Colonel Kozlov's photograph of the ` Suburgan ', before it was opened and levelled to the ground, does not admit of exact measurement of structural features. But it shows that there was a three-storied base, with boldly projecting cornices ; an apparently circular drum, and above this a cylindrical dome. In general appearance the structure seems to have differed from the other Stûpas of the site, while in some respects its picture curiously recalls the ruined Stûpa seen by me at Thol in Hunza 7 and its Tibetan counterparts.]

It is only from a full analysis of the antiquarian riches transmitted to the Asiatic Museum of the Russian Academy that a correct estimate can be expected of the date, extent, and true value of this great deposit. [The great artistic and iconographic interest of the very numerous fine paintings comprised among these finds has been discussed with full competence by Professor d'Oldenburg in a separate monograph ; see above.] Of the importance of the materials recovered for the study of the previously almost unknown Hsi-hsia language, some idea may already be gained from certain publications of M. Ivanov in the Russian Academy's Proceedings, and from the summary information contained in a notice by the same Oriental scholar, translated in the Journal Asiatique
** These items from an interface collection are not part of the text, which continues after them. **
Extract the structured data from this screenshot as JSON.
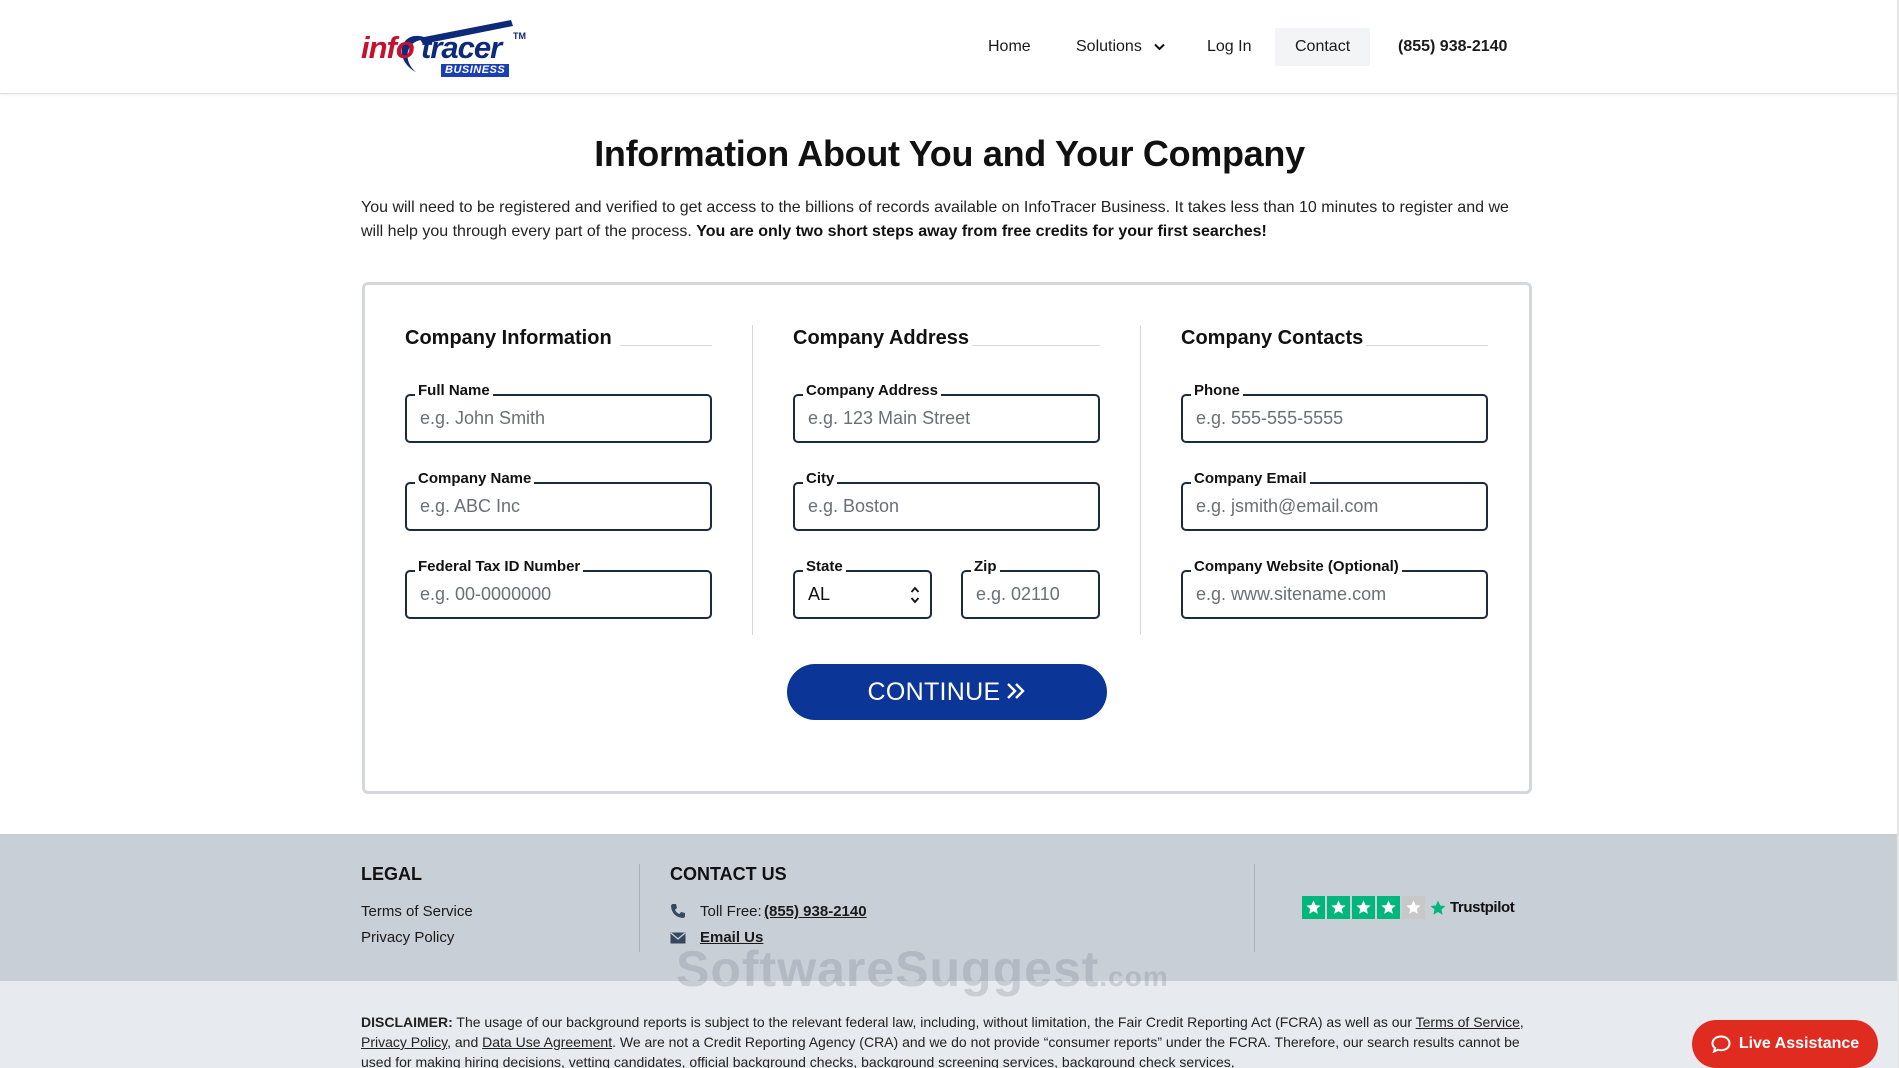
{
  "header": {
    "logo": {
      "info": "info",
      "tracer": "tracer",
      "tm": "TM",
      "business": "BUSINESS"
    },
    "nav": {
      "home": "Home",
      "solutions": "Solutions",
      "login": "Log In",
      "contact": "Contact",
      "phone": "(855) 938-2140"
    }
  },
  "main": {
    "title": "Information About You and Your Company",
    "intro_text": "You will need to be registered and verified to get access to the billions of records available on InfoTracer Business. It takes less than 10 minutes to register and we will help you through every part of the process.",
    "intro_bold": "You are only two short steps away from free credits for your first searches!",
    "columns": {
      "company_info": {
        "heading": "Company Information",
        "full_name": {
          "label": "Full Name",
          "placeholder": "e.g. John Smith"
        },
        "company_name": {
          "label": "Company Name",
          "placeholder": "e.g. ABC Inc"
        },
        "tax_id": {
          "label": "Federal Tax ID Number",
          "placeholder": "e.g. 00-0000000"
        }
      },
      "company_address": {
        "heading": "Company Address",
        "address": {
          "label": "Company Address",
          "placeholder": "e.g. 123 Main Street"
        },
        "city": {
          "label": "City",
          "placeholder": "e.g. Boston"
        },
        "state": {
          "label": "State",
          "value": "AL"
        },
        "zip": {
          "label": "Zip",
          "placeholder": "e.g. 02110"
        }
      },
      "company_contacts": {
        "heading": "Company Contacts",
        "phone": {
          "label": "Phone",
          "placeholder": "e.g. 555-555-5555"
        },
        "email": {
          "label": "Company Email",
          "placeholder": "e.g. jsmith@email.com"
        },
        "website": {
          "label": "Company Website (Optional)",
          "placeholder": "e.g. www.sitename.com"
        }
      }
    },
    "continue_label": "CONTINUE"
  },
  "footer": {
    "legal": {
      "heading": "LEGAL",
      "terms": "Terms of Service",
      "privacy": "Privacy Policy"
    },
    "contact": {
      "heading": "CONTACT US",
      "toll_free_label": "Toll Free:",
      "toll_free_number": "(855) 938-2140",
      "email_us": "Email Us"
    },
    "trustpilot": {
      "label": "Trustpilot",
      "stars": 4,
      "max_stars": 5
    }
  },
  "disclaimer": {
    "label": "DISCLAIMER:",
    "text1": "The usage of our background reports is subject to the relevant federal law, including, without limitation, the Fair Credit Reporting Act (FCRA) as well as our",
    "terms": "Terms of Service",
    "sep1": ",",
    "privacy": "Privacy Policy",
    "sep2": ", and",
    "dua": "Data Use Agreement",
    "text2": ". We are not a Credit Reporting Agency (CRA) and we do not provide “consumer reports” under the FCRA. Therefore, our search results cannot be used for making hiring decisions, vetting candidates, official background checks, background screening services, background check services,"
  },
  "watermark": {
    "main": "SoftwareSuggest",
    "suffix": ".com"
  },
  "live_assistance": "Live Assistance",
  "colors": {
    "brand_blue": "#0b3597",
    "brand_red": "#c8102e",
    "live_red": "#e02b20",
    "trustpilot_green": "#00b67a"
  }
}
5 Can the scene at the bottom of the Chien-fo-tung painting, Ch. lviii. ooi (Serindia, ii. p. 1082 ; iv. Pl. LVIII ; Thousand Buddhas, Pl. IX ; p. 19), which represents the construction of a Stùpa, with gifts of manuscript rolls, sacrificial vessels, &c., set out on tables by its side, be possibly

indicative of a later custom of this kind ? Or is the practice, so abundantly attested, of depositing leaves from sacred texts at the base of Stiipas, as of images also, a reflex of it ?

6 See above, p. 445 ; Serindia, iii. p. 5105.

7 Cf. Ancient Khotan, i. p. 20 ; Fig. 4.